The episode won't be shown after the participants - one of whom was blind and another who was neurodivergent - complained about a lack of subtitles and audio description, the BBC said.
The broadcaster said it has apologised to those in question, as did Lifted Entertainment, the production company which makes University Challenge, which is now hosted by Amol Rajan.
University Challenge's Christmas show features teams of distinguished alumni, which often includes celebrities, to compete for their alma mater.
According to the BBC, the production team said it could not provide subtitles, but added audio description would be available - which it was not.
It is reported one of the contestants in question was told a minute before cameras began rolling there would be no audio description, and their captain would have to assist them.
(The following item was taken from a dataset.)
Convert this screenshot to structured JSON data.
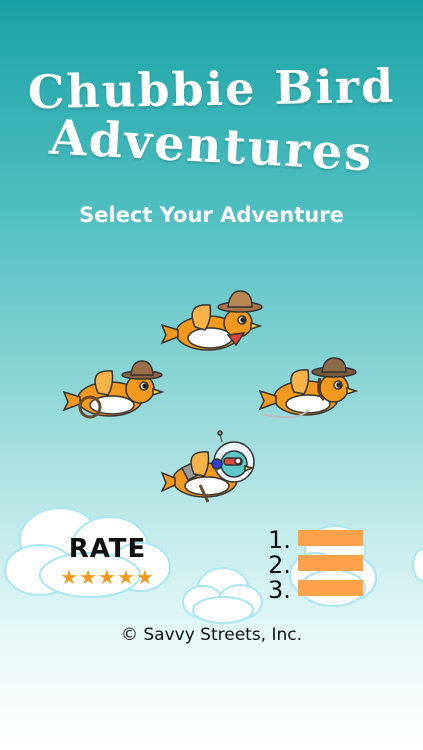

A second request for subtitles was said to have been turned down. A BBC spokesperson said: "We can confirm that an episode in the upcoming series of Alumni University Challenge will not be broadcast because two of the contestants felt their access requirements were not sufficiently met by the production.
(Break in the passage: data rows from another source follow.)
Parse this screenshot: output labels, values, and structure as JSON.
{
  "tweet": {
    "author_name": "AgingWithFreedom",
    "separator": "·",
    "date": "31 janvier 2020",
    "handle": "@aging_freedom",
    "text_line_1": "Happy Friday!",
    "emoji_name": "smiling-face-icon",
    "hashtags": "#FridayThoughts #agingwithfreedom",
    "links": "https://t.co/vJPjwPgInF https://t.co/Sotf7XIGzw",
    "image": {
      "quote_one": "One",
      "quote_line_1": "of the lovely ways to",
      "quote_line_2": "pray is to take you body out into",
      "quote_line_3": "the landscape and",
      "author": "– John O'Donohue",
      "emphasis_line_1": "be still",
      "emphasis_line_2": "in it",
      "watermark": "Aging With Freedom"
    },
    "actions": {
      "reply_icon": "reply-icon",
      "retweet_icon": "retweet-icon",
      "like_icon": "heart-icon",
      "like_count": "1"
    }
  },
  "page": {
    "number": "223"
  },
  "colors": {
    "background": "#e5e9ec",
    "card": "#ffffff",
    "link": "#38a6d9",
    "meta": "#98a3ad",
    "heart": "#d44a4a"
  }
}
"We are working closely with producers to improve cross-industry access on our programmes to ensure a consistent approach is implemented.
"We would like to apologise to the individuals and teams concerned, and they have been written to personally by the producers."
A spokesperson for Lifted Entertainment, which is part of ITV Studios, said: "During the pre-filming briefing for this episode, two contestants requested that certain adjustments be made in order for them to be able to fully participate.
"However, following the recording, we were made aware that the adjustments made fell short of their requirements. We have spoken to the individuals involved and offered our sincere apologies.
"Having listened very carefully to their descriptions of their experiences, we agreed with the BBC that the fairest course of action was not to screen this particular edition."